Now that you know what not to do, let’s talk about some additional ideas for a strong logo contest.
- Providing a winning stipend. You could choose to pay something to the winner, even a gift card could work. It’s not necessary but can make the winner feel even better about their selection. It also can quiet some of the disapproving voices surrounding the undervaluing of the design profession.
- Celebrating the entrants. Another fun thing to do is showcase the entrants’ designs. You can place them on your website or print them and hang them in your window. It can be fun for people to see others’ creative ideas. This is especially beguiling if you use children to design them. Speaking of…
- Student designs. As I mentioned earlier, you can make your contest open to amateurs only including schools. If you do this, you’ll likely need a designer to bring their idea to life but you could use their design as a basis for what the designer eventually comes up with. The benefit of going in this direction is that it can generate a lot of social media buzz as parents will share their child’s design far and wide. If you choose this idea, you may want to back away from any promises of it becoming the official “logo.”
If you get good entries, you can use it as the logo (with some tweaks from a paid professional) but if you don’t, you can place the logos on your social media profiles for a short time. You will likely get a lot of engagement and interaction so make sure they’re sharable for proud parents to show their friends and family.
- Try another contest first. The pros on the Chamber of Commerce Professionals Group on Facebook provided a lot of words of caution for running a logo design contest. If you read them, you may be thinking twice before you host one. If you are feeling nervous about attempting something like this, crowdsource another logo or design first such as an annual chamber event. If that goes smoothly, create another one for the chamber logo. If it doesn’t…well, now you know your community just a little better.
- Don’t go visual. You can crowdsource your rebranding without someone actually designing the logo by asking for slogans and ideas in the rebranding. The act of getting taglines from others can sometimes help solidify and provide visual inspiration for you as well.
- Tell them what you want. One of the best ways to get the strongest designs is to give very specific direction of what you are looking for. For instance, you could include in the contest rules that you want the logo in shades of green and orange to designate business growth and energy. Also, let them know your chamber mission and your slogan if you have one. Talk about who you’re trying to target and what feeling you’re trying to evoke. This will bring about more targeted submissions and help the professionals communicate your vision. If you’re opening the contest only to students, it’s still good information to have.
- Run a logo design contest on friendly ground. Earlier, I mentioned the danger of upsetting professional designers with a free logo design contest. But there are some sites that are set up to allow designers to compete for your business. They’re not free but you won’t get the flack that you might get in your own community. However, you also will likely not receive the social media buzz you might if you did it among local contestants.
On sites like 99Designs or DesignCrowd, you ask designers to participate in the contest and then you rate their submission. Again, this isn’t free and might not be the cheapest option depending on the going hourly rate of designers in your town. On these sites you set your own budget. 99Designs starts at $299. DesignCrowd starts at $99.

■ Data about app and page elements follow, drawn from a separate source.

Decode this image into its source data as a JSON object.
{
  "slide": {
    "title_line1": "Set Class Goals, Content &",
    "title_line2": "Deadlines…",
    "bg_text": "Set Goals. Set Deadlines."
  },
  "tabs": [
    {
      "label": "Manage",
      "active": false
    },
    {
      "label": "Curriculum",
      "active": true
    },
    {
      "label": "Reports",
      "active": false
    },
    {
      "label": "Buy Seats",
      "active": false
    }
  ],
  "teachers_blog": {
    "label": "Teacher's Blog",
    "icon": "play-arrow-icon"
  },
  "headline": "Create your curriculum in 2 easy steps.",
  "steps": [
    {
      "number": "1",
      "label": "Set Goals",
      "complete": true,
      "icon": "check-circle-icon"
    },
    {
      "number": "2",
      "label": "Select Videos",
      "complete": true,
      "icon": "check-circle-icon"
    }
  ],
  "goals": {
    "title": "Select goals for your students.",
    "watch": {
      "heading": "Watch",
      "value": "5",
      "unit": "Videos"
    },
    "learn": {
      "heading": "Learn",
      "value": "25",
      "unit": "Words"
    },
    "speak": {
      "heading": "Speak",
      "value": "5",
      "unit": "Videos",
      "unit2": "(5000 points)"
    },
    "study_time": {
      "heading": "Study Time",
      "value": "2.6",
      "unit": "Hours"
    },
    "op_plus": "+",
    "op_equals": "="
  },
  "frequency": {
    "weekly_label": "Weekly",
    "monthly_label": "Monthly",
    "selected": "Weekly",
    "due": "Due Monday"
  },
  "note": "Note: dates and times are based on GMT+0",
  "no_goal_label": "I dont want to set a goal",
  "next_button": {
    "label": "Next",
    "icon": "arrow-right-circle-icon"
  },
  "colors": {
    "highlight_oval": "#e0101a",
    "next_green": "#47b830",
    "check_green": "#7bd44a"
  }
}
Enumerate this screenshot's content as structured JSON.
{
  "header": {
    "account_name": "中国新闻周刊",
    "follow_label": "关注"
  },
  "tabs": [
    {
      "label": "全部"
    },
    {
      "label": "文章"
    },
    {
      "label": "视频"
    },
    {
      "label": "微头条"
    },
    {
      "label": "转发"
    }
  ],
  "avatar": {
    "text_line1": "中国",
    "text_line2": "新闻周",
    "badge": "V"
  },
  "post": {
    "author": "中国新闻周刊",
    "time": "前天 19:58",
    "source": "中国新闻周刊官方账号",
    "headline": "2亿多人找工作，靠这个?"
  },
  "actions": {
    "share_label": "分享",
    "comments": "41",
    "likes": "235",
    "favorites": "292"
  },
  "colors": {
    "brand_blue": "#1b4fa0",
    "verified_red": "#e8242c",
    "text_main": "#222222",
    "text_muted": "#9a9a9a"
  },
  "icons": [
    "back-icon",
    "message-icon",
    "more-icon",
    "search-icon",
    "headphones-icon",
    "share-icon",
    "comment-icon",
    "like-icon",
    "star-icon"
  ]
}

In the end, if you decide the logo contest is just too risky without enough benefit (and I’m not saying that will be the case), you could always go to a discount site like Fiverr. But this is not without risk. If local designers hear that you are using a cut-rate site like that, they could become angry.
You could also ask someone on your marketing committee to help you turn your vision into a graphical depiction or do what government entities do and bid out the project with specific requirements the designers must meet.